That's just my opinion. You will have to form your own. 

Tuesday, June 19, 2012

The Scary Thing I Did

Yesterday I did something very brave. Or at least, it feels that way to me. I wrote to someone whom I believe does not want contact with me, and I asked for it anyway. I asked because it's something I want for myself. I asked because he is my father, biologically at least. Half of my genetic makeup comes from him, and I want to know that part of myself that I can only access through knowing him. I didn't demand contact, but I did ask for it -- clearly, directly, unequivocally. I didn't allow myself the protective wiggle room of pretending that I didn't care one way or the other. I made my preference for contact clear.

Now I wait. Now the matter is out of my hands entirely. The letter is on its way to him. I cannot call it back, nor can I control how he will respond when he receives it.

It's not an easy position to be in, but here I am. Nothing worth having comes without risk. That may be a cliche, but it's true. I have stepped into this place of vulnerability because there is no other way to get to the place I want to go.

Image copyright (c) 123RF Stock Photos

Sunday, June 17, 2012

A Letter to my Biological Father

Open Adoption Bloggers Roundtable #39: Father’s Day: Write to someone else in the adoption constellation (someone specific or a general group). What do you want to say to them on Father’s Day?

Image copyright (c) 123RF Stock Photos

[Note: I am an "open adoption blogger" because of my participation in an open adoption as an adoptive parent, but this prompt spoke more to the adoptee part of me so I am approaching it from that angle.]

Dear _______,
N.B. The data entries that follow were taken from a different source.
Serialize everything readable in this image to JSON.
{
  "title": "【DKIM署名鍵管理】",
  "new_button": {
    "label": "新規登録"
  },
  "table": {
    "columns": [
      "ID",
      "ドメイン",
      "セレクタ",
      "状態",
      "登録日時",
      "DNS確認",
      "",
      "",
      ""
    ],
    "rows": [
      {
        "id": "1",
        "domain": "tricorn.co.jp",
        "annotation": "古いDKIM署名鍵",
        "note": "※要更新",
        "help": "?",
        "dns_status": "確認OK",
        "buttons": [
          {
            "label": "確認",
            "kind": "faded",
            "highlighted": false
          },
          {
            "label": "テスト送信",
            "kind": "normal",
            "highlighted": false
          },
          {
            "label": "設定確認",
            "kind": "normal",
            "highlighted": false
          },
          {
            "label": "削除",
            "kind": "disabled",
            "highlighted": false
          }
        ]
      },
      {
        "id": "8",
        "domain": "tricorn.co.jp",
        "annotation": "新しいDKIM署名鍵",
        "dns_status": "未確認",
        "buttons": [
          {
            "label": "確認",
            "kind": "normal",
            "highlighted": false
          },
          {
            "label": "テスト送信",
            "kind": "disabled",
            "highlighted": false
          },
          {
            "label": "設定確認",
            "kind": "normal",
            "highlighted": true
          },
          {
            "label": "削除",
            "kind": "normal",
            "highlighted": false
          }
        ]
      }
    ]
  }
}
I have to admit, I'm sort of annoyed at this writing prompt for making me think of you on this day. Though I have thought of you occasionally over the years, and have been thinking of you increasingly lately, this is not a day that I associate with you. And yet, when I read the prompt, I knew you were the one I wanted to write to, even though I begin not knowing what it is specifically that I want to say.

Wednesday, June 13, 2012
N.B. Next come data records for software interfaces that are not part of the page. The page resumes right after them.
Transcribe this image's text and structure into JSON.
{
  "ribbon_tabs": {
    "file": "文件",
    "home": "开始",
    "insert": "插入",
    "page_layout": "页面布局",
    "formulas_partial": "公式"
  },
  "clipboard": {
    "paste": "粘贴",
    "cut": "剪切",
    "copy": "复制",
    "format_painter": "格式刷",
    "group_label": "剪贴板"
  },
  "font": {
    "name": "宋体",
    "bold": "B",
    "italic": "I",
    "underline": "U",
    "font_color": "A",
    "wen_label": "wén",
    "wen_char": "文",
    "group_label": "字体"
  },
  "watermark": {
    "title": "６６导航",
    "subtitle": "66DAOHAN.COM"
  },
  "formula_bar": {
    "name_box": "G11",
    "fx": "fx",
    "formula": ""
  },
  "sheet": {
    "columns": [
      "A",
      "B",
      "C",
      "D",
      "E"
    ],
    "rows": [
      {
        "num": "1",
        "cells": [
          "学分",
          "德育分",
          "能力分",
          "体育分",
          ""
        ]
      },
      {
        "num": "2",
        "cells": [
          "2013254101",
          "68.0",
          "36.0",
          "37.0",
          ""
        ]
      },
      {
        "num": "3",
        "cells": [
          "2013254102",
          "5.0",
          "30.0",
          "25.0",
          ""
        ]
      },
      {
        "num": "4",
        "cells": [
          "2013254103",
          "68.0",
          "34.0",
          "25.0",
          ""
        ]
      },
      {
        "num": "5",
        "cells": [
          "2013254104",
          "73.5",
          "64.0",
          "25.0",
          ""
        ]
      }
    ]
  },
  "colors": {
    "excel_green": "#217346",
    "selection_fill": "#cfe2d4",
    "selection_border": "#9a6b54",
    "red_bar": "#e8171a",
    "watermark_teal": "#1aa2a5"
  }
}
Wordless Wednesday

Tyler, Erica, Tanner, Mackenzie, and Ashley

Friday, June 8, 2012

Five for Friday: My Week in 5 Bullet Points

Things are a little hectic in my offline life at the moment. I'm in the midst of a perfect storm of end-of-the-school-year scheduling madness. It's part of parenting -- and I wouldn't want it any other way -- but I'm stretched a bit thin and looking forward to the lower level of scheduled activity that will arrive with summer vacation. I'll be back to writing longer posts about my life as an adoptee and adoptive mom soon, but for now here's a list of some of the things that were on our schedule this past week:
  • Ashley's IEP (Individualized Education Program) meeting at the school she will attend next year
  • Ashley's play rehearsals and opening night
  • Ashley's birthday
  • Mackenzie's play rehearsals (different play; different location)
  • Track practice (both girls)
All this in addition to our regular routine of school and work. And I didn't even list the doctors appointments because that would have made six bullet points. I suppose I could have waited a day and done "Six for Saturday," but I'm a creature of habit. 

Have a great weekend!

Wednesday, June 6, 2012

Friday, June 1, 2012

Five For Friday: Dance Recital

There will be more than five family members watching Ashley dance in her recital tomorrow, but for some Five-for-Friday fun I have grouped them into five bullet points:

* Her first mom

* Her adoptive mom and dad

* Her former foster mom and foster sister

* Her adoptive grandparents

* Her adoptive sister

Mackenzie will also be dancing, and Ashley will be watching her. (Happily, they are in different sections of the show so each gets to sit in the audience when the other is on stage.)

Erica and I were also in the audience together last night as Ashley, Mackenzie, and my husband Paul (on bass ukulele) performed in the annual spring performance for the girls' school. So glad I get to share these moments with her!

Image copyright (c) 123RF Stock Photo
Related Posts Plugin for WordPress, Blogger...